So, here's to you Jetta the Jitter Bug: may you always be happy and do things your own way. :)

Sunday, July 10, 2011

Life Sort of Things

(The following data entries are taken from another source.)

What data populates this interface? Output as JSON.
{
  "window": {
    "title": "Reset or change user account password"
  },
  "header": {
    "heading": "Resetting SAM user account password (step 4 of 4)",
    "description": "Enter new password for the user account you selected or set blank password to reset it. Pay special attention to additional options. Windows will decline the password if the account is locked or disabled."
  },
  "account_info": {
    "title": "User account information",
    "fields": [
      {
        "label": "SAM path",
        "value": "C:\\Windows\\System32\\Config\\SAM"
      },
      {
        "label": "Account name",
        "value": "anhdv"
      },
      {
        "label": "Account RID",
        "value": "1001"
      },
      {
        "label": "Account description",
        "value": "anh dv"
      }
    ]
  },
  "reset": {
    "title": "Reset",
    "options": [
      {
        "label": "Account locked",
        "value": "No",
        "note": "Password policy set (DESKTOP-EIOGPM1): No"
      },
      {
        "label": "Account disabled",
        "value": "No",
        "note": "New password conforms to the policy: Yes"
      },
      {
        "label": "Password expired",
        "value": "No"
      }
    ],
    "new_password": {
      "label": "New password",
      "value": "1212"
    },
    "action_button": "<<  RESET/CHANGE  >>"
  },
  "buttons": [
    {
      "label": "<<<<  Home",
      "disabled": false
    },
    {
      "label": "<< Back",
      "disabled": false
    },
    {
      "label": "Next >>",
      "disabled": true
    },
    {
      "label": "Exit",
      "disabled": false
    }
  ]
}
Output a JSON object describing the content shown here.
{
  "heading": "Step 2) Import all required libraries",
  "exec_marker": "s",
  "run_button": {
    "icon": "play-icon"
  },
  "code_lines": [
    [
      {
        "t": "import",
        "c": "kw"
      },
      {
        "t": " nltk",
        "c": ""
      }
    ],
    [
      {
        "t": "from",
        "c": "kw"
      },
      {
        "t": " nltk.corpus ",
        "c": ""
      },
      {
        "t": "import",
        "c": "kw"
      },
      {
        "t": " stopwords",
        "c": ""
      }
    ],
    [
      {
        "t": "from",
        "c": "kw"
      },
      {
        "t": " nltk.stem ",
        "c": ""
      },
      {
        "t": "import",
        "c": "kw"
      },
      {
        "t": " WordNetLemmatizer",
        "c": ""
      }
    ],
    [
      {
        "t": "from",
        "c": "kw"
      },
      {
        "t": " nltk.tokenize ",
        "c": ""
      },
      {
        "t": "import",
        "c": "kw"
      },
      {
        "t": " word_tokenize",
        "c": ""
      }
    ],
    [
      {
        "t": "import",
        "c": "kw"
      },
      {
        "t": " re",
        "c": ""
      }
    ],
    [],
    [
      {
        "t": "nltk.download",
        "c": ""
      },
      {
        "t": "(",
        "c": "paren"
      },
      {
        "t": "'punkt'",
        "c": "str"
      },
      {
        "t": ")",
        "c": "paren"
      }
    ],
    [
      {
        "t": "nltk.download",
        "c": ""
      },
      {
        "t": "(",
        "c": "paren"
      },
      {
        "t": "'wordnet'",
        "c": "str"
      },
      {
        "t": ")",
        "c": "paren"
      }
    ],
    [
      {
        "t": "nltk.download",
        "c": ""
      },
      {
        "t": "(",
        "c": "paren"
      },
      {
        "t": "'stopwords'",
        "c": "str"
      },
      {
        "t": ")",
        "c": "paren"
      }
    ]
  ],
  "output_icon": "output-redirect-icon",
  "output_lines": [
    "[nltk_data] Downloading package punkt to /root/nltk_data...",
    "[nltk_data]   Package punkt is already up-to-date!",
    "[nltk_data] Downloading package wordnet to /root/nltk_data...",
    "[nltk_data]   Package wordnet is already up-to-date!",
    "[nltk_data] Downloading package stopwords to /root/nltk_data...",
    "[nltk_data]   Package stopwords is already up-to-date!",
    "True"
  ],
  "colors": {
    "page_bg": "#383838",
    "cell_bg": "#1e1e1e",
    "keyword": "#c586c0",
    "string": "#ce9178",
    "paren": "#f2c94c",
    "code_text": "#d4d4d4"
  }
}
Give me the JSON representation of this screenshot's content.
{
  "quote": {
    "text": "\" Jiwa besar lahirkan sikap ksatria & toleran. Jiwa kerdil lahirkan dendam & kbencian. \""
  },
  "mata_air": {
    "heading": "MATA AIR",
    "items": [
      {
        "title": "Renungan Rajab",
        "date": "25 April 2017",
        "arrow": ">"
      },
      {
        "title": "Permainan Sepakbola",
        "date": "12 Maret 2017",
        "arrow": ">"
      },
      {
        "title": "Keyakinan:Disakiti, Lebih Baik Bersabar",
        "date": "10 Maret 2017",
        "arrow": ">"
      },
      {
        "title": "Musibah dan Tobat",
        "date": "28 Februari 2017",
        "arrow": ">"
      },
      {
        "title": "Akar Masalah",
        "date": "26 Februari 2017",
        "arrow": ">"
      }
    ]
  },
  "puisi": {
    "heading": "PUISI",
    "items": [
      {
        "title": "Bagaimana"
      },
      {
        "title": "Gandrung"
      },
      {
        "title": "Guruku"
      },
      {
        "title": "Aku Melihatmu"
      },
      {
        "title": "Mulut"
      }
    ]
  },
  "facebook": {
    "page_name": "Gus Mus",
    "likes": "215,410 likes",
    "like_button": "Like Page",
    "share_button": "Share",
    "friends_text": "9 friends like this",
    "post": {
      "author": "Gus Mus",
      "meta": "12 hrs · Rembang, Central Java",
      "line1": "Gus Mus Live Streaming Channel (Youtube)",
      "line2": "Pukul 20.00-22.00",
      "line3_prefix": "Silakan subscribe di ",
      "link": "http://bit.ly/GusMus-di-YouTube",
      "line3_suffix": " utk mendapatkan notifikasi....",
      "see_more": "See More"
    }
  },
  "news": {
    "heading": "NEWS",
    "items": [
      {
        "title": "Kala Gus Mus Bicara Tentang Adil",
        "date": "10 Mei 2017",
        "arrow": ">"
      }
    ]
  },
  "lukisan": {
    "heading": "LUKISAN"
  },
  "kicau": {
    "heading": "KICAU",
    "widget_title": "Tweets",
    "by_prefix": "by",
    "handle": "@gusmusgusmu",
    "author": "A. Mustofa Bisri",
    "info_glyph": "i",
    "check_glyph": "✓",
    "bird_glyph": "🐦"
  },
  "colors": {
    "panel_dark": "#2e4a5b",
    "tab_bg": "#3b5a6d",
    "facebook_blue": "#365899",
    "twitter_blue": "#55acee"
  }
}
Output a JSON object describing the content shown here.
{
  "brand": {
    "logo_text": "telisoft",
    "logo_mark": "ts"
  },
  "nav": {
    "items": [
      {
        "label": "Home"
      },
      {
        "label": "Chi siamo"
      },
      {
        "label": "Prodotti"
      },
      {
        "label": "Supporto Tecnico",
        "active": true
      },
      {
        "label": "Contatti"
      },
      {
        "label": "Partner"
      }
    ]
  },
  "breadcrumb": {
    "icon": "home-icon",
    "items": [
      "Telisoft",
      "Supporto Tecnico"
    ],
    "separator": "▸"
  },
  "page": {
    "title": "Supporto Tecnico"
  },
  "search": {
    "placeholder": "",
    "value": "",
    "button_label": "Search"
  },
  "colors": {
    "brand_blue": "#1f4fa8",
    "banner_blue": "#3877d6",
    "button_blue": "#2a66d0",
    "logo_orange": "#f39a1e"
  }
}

So, here I am back in SC and it is stinking hot! Coming from Northern Ontario into this area was a bit of a shock to the system. We can't really go out unless it is early in the morning or late at night because it is way too hot for humans and dogs alike. It is due to this heat, and a few other things, that I look forward to our move to Scotland in 39 days. I'm not counting...really I'm not. :)
My parents, Glacier and I arrived back in SC last Friday night after an extremely long trip. I won't bore you with the details; just know it was long because we had to make a detour to Toronto for Portuguese passport stuff. We've spent the last week going through mine and Mr. K's stuff and pitching things we don't want/need or can't sell. We also packed up some things for my parents to bring back home with them, such as the Hope chest and roll top desk my grandpa made for me. They left this morning bright and early and the house seems very empty now. It is a fairly large place with only two people and two dogs and hardly any furniture. We don't even have a couch anymore. Mr. K managed to find someone who wanted it and it was whisked out the door even before I got back home. So, here I sit on a double mattress  on the floor in our living room with Glacier, Roscoe, a lamp, a small table and my coffee mug for company.
Surprisingly, it doesn't really bother me. I thought I may be sad getting rid of everything, but it really doesn't. The only thing that does bug me is that it seems like we have wasted a lot of money. We have a Queen sized bed that we purchased last summer and we won't even get half of what we paid for it, if we can sell it at all. That sort of thing makes me shudder, but the prospect of leaving here and getting to Scotland is incredibly exciting. We've definitely run into a few road blocks and I am sure there will be a few more, but we've also had a lot of help and fantastic things happen in order to help this process along. I've even found a "flat" (AKA apartment) online that is available August 24th, just five days after we arrive. It sounds like it is what we are looking for and it's in the right area. So, I am hoping that will work out for us.
Besides throwing items out, sorting through paper work, selling possessions and searching for employment/housing there isn't much to report from this end. I did donate a bunch of our dog stuff-leashes, dishes, wet food, toys and office supplies-to PAALS the service dog organisation that is currently training Kyo. When Miss A stopped by to pick up the stuff, she reported that Kyo is in advanced training and is doing well. Everyone loves him and wants him to succeed. There are even people lined up to take him if he fails out of the program. One couple in particular live on a farm and the man has already started building a seat just for Kyo on the back of his golf cart. The counter surfing is still a problem, as he managed to open a door and steal hot dogs just last weekend and it may be his downfall. I would love him to go on to be a service dog and work, but if he doesn't make it this couple sound like the right people for the now 85 pound Moose.
As you can see, things are coming together and the next little while is going to be a lot of waiting. My bike, who I have named Matilda, has not sold yet and I will be doing some indoor training for my triathlon goals, which I am about to do right now. First, seek and destroy apple and peanut butter, then cycle for half an hour. So, for now, I will leave you.